RECORDS FOR PROCESSING START

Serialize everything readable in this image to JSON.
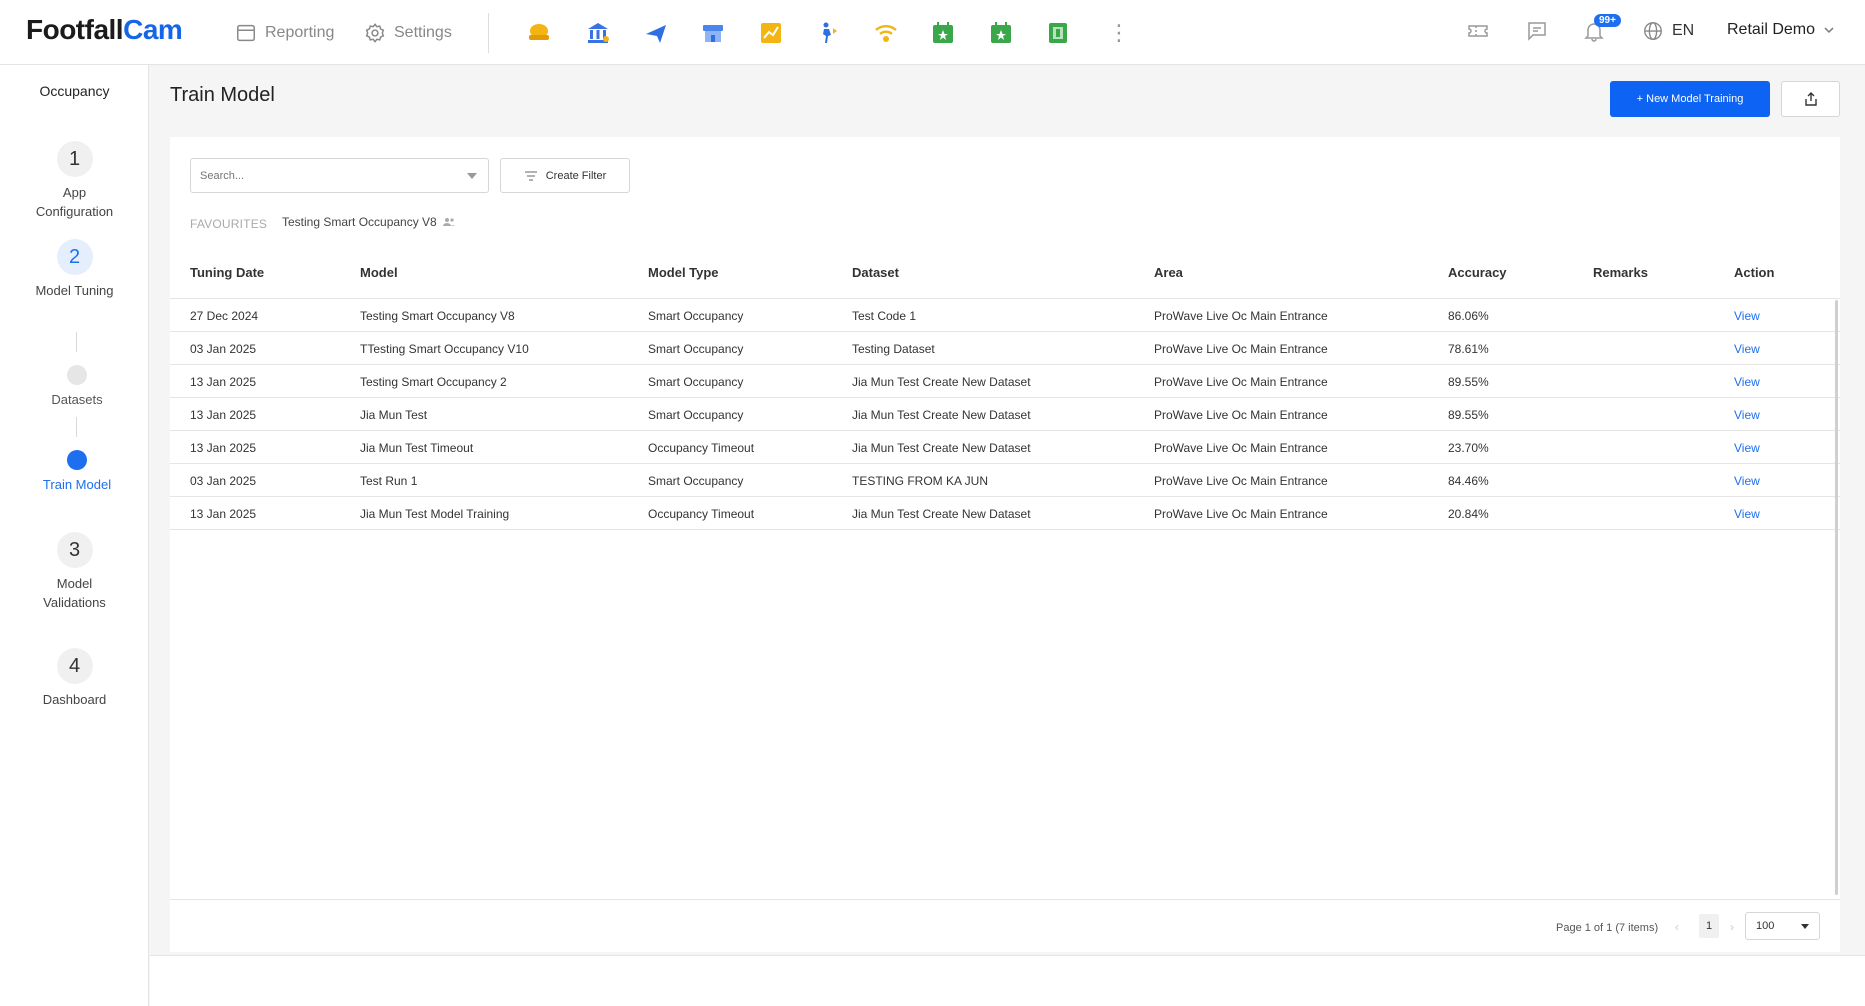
{
  "brand": {
    "part1": "Footfall",
    "part2": "Cam"
  },
  "nav": {
    "reporting": "Reporting",
    "settings": "Settings"
  },
  "header_right": {
    "notification_badge": "99+",
    "language": "EN",
    "account": "Retail Demo"
  },
  "sidebar": {
    "title": "Occupancy",
    "steps": [
      {
        "num": "1",
        "label": "App Configuration"
      },
      {
        "num": "2",
        "label": "Model Tuning"
      },
      {
        "num": "3",
        "label": "Model Validations"
      },
      {
        "num": "4",
        "label": "Dashboard"
      }
    ],
    "substeps": [
      {
        "label": "Datasets"
      },
      {
        "label": "Train Model"
      }
    ]
  },
  "page": {
    "title": "Train Model",
    "new_button": "+ New Model Training"
  },
  "filters": {
    "search_placeholder": "Search...",
    "create_filter": "Create Filter",
    "favourites_label": "FAVOURITES",
    "favourite_item": "Testing Smart Occupancy V8"
  },
  "table": {
    "columns": [
      "Tuning Date",
      "Model",
      "Model Type",
      "Dataset",
      "Area",
      "Accuracy",
      "Remarks",
      "Action"
    ],
    "rows": [
      [
        "27 Dec 2024",
        "Testing Smart Occupancy V8",
        "Smart Occupancy",
        "Test Code 1",
        "ProWave Live Oc Main Entrance",
        "86.06%",
        "",
        "View"
      ],
      [
        "03 Jan 2025",
        "TTesting Smart Occupancy V10",
        "Smart Occupancy",
        "Testing Dataset",
        "ProWave Live Oc Main Entrance",
        "78.61%",
        "",
        "View"
      ],
      [
        "13 Jan 2025",
        "Testing Smart Occupancy 2",
        "Smart Occupancy",
        "Jia Mun Test Create New Dataset",
        "ProWave Live Oc Main Entrance",
        "89.55%",
        "",
        "View"
      ],
      [
        "13 Jan 2025",
        "Jia Mun Test",
        "Smart Occupancy",
        "Jia Mun Test Create New Dataset",
        "ProWave Live Oc Main Entrance",
        "89.55%",
        "",
        "View"
      ],
      [
        "13 Jan 2025",
        "Jia Mun Test Timeout",
        "Occupancy Timeout",
        "Jia Mun Test Create New Dataset",
        "ProWave Live Oc Main Entrance",
        "23.70%",
        "",
        "View"
      ],
      [
        "03 Jan 2025",
        "Test Run 1",
        "Smart Occupancy",
        "TESTING FROM KA JUN",
        "ProWave Live Oc Main Entrance",
        "84.46%",
        "",
        "View"
      ],
      [
        "13 Jan 2025",
        "Jia Mun Test Model Training",
        "Occupancy Timeout",
        "Jia Mun Test Create New Dataset",
        "ProWave Live Oc Main Entrance",
        "20.84%",
        "",
        "View"
      ]
    ]
  },
  "pagination": {
    "info": "Page 1 of 1 (7 items)",
    "prev": "‹",
    "current_page": "1",
    "next": "›",
    "page_size": "100"
  }
}
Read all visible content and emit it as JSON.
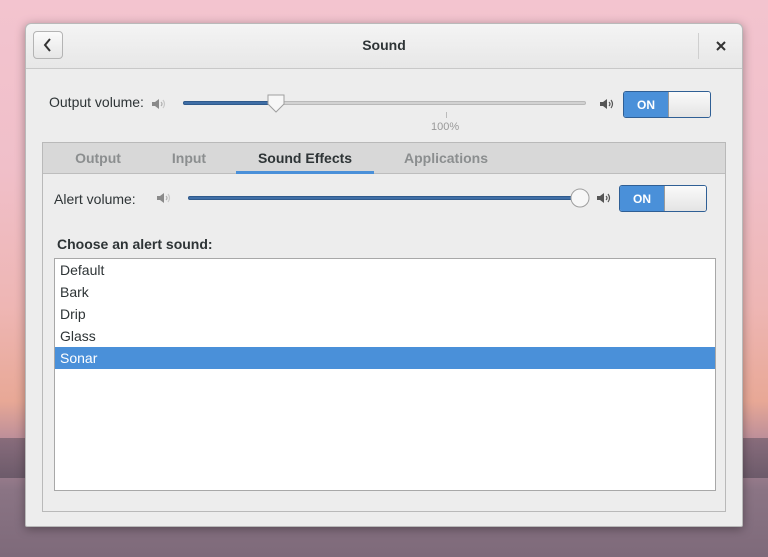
{
  "window": {
    "title": "Sound"
  },
  "output": {
    "label": "Output volume:",
    "volume": 0.23,
    "mark_label": "100%",
    "switch_label": "ON"
  },
  "tabs": [
    {
      "label": "Output",
      "active": false
    },
    {
      "label": "Input",
      "active": false
    },
    {
      "label": "Sound Effects",
      "active": true
    },
    {
      "label": "Applications",
      "active": false
    }
  ],
  "sound_effects": {
    "alert_label": "Alert volume:",
    "alert_volume": 1.0,
    "switch_label": "ON",
    "choose_label": "Choose an alert sound:",
    "sounds": [
      "Default",
      "Bark",
      "Drip",
      "Glass",
      "Sonar"
    ],
    "selected": "Sonar"
  },
  "icons": {
    "back": "chevron-left-icon",
    "close": "close-icon",
    "volume_low": "speaker-low-icon",
    "volume_high": "speaker-high-icon"
  },
  "colors": {
    "accent": "#4a90d9",
    "slider_fill": "#3f6ea6"
  }
}
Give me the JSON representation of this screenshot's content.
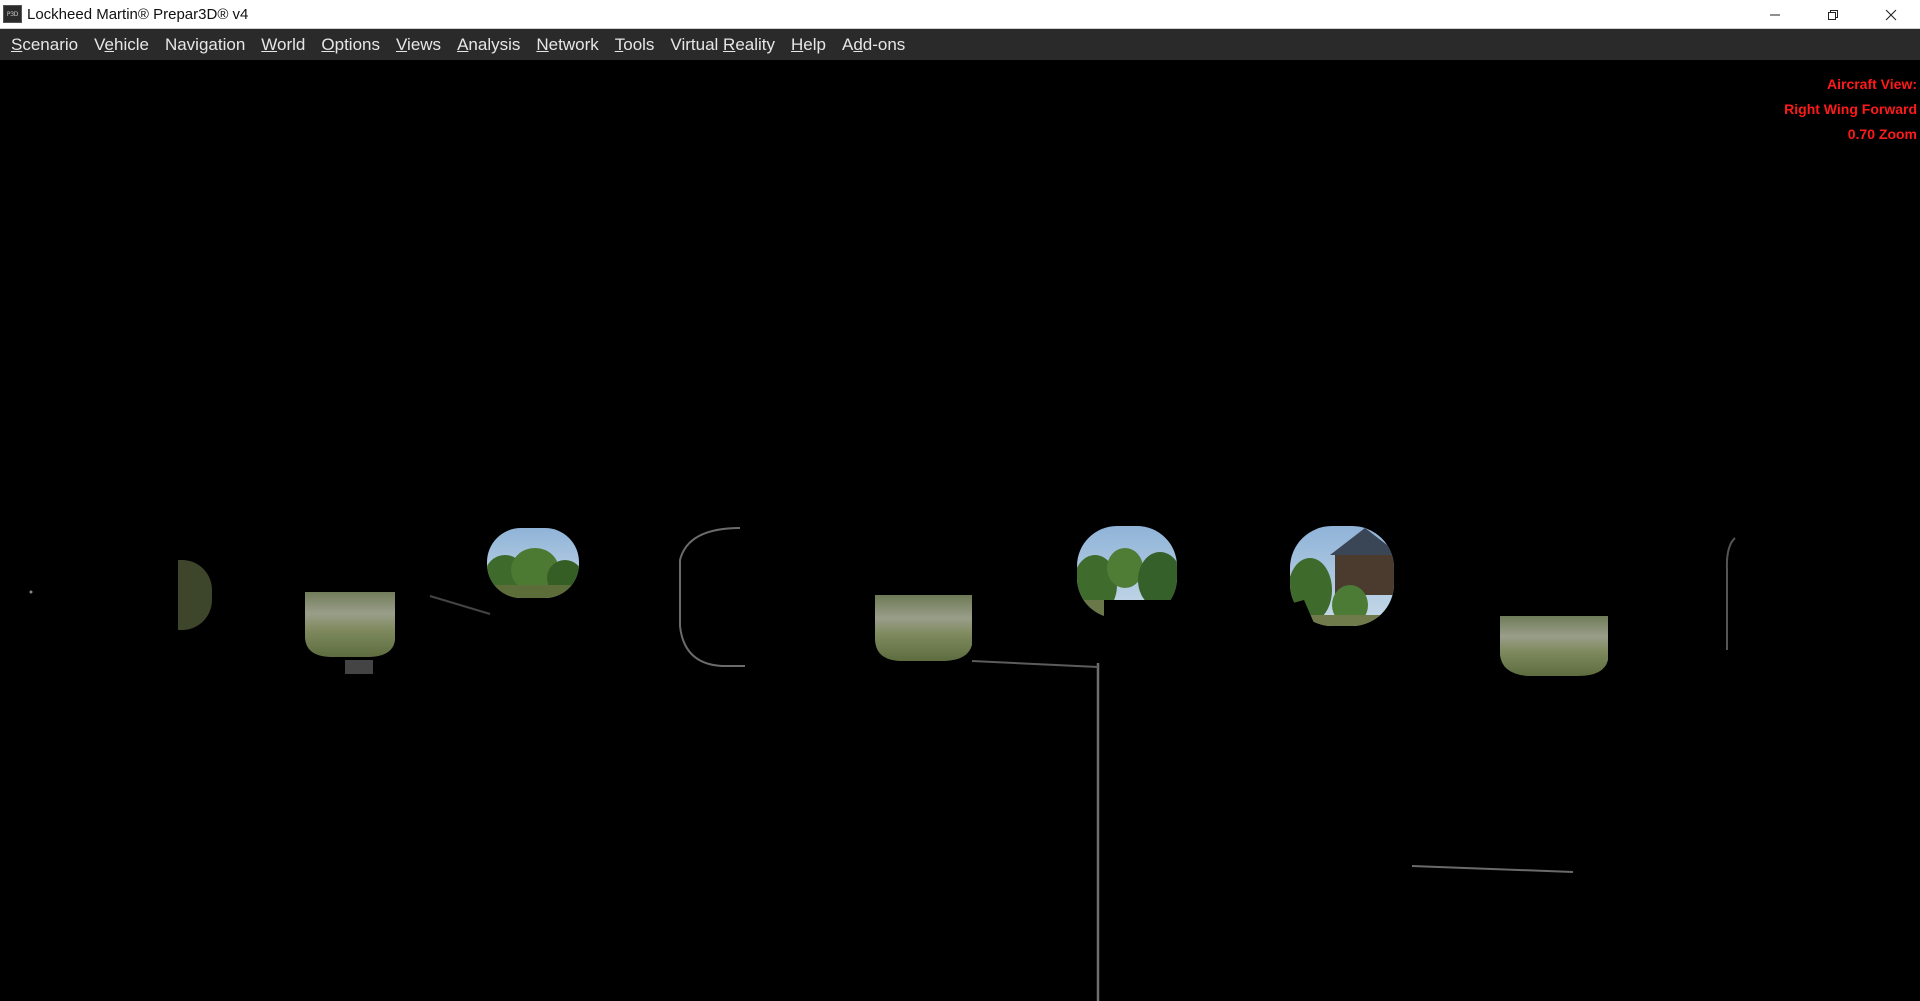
{
  "window": {
    "title": "Lockheed Martin® Prepar3D® v4",
    "icon_text": "P3D"
  },
  "menu": {
    "items": [
      {
        "label": "Scenario",
        "mnemonic_index": 0
      },
      {
        "label": "Vehicle",
        "mnemonic_index": 1
      },
      {
        "label": "Navigation",
        "mnemonic_index": -1
      },
      {
        "label": "World",
        "mnemonic_index": 0
      },
      {
        "label": "Options",
        "mnemonic_index": 0
      },
      {
        "label": "Views",
        "mnemonic_index": 0
      },
      {
        "label": "Analysis",
        "mnemonic_index": 0
      },
      {
        "label": "Network",
        "mnemonic_index": 0
      },
      {
        "label": "Tools",
        "mnemonic_index": 0
      },
      {
        "label": "Virtual Reality",
        "mnemonic_index": 8
      },
      {
        "label": "Help",
        "mnemonic_index": 0
      },
      {
        "label": "Add-ons",
        "mnemonic_index": 1
      }
    ]
  },
  "view_info": {
    "line1": "Aircraft View:",
    "line2": "Right Wing Forward",
    "line3": "0.70 Zoom",
    "color": "#ff1a1a"
  },
  "icons": {
    "minimize": "minimize-icon",
    "restore": "restore-icon",
    "close": "close-icon"
  }
}
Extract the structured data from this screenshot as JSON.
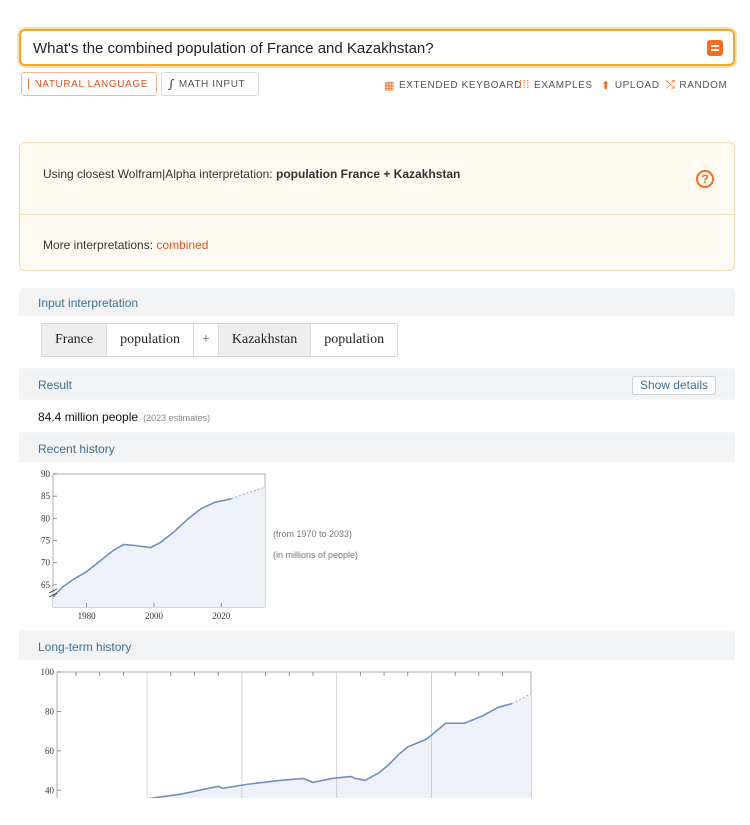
{
  "search": {
    "query": "What's the combined population of France and Kazakhstan?"
  },
  "modes": {
    "natural_language": "NATURAL LANGUAGE",
    "math_input": "MATH INPUT"
  },
  "tools": {
    "extended_keyboard": "EXTENDED KEYBOARD",
    "examples": "EXAMPLES",
    "upload": "UPLOAD",
    "random": "RANDOM"
  },
  "interpretation": {
    "prefix": "Using closest Wolfram|Alpha interpretation: ",
    "bold": "population France + Kazakhstan",
    "more_label": "More interpretations: ",
    "more_link": "combined"
  },
  "pods": {
    "input_interpretation": {
      "title": "Input interpretation",
      "cells": [
        "France",
        "population",
        "+",
        "Kazakhstan",
        "population"
      ]
    },
    "result": {
      "title": "Result",
      "show_details": "Show details",
      "value": "84.4 million people",
      "note": "(2023 estimates)"
    },
    "recent_history": {
      "title": "Recent history",
      "range_note": "(from 1970 to 2033)",
      "unit_note": "(in millions of people)"
    },
    "long_term_history": {
      "title": "Long-term history"
    }
  },
  "chart_data": [
    {
      "type": "line",
      "title": "",
      "xlabel": "",
      "ylabel": "",
      "xlim": [
        1970,
        2033
      ],
      "ylim": [
        60,
        90
      ],
      "x_ticks": [
        1980,
        2000,
        2020
      ],
      "y_ticks": [
        65,
        70,
        75,
        80,
        85,
        90
      ],
      "series": [
        {
          "values": [
            [
              1970,
              62.3
            ],
            [
              1973,
              64.6
            ],
            [
              1976,
              66.2
            ],
            [
              1980,
              68.0
            ],
            [
              1984,
              70.4
            ],
            [
              1988,
              72.8
            ],
            [
              1991,
              74.1
            ],
            [
              1994,
              73.9
            ],
            [
              1999,
              73.4
            ],
            [
              2002,
              74.6
            ],
            [
              2006,
              77.0
            ],
            [
              2010,
              79.8
            ],
            [
              2014,
              82.2
            ],
            [
              2018,
              83.6
            ],
            [
              2023,
              84.4
            ]
          ]
        },
        {
          "values": [
            [
              2023,
              84.4
            ],
            [
              2028,
              85.8
            ],
            [
              2033,
              87.0
            ]
          ]
        }
      ]
    },
    {
      "type": "area",
      "title": "",
      "xlabel": "",
      "ylabel": "",
      "ylim": [
        30,
        100
      ],
      "y_ticks": [
        40,
        60,
        80,
        100
      ],
      "series": [
        {
          "values": [
            [
              0,
              31
            ],
            [
              8,
              32
            ],
            [
              14,
              34
            ],
            [
              20,
              36
            ],
            [
              26,
              38
            ],
            [
              30,
              40
            ],
            [
              34,
              42
            ],
            [
              35,
              41
            ],
            [
              40,
              43
            ],
            [
              47,
              45
            ],
            [
              52,
              46
            ],
            [
              54,
              44
            ],
            [
              58,
              46
            ],
            [
              62,
              47
            ],
            [
              63,
              46
            ],
            [
              65,
              45
            ],
            [
              68,
              49
            ],
            [
              70,
              53
            ],
            [
              72,
              58
            ],
            [
              74,
              62
            ],
            [
              78,
              66
            ],
            [
              80,
              70
            ],
            [
              82,
              74
            ],
            [
              86,
              74
            ],
            [
              90,
              78
            ],
            [
              93,
              82
            ],
            [
              96,
              84
            ]
          ]
        },
        {
          "values": [
            [
              96,
              84
            ],
            [
              100,
              89
            ]
          ]
        }
      ]
    }
  ]
}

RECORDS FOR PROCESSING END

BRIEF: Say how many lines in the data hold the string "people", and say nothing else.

TASK OUTPUT: 2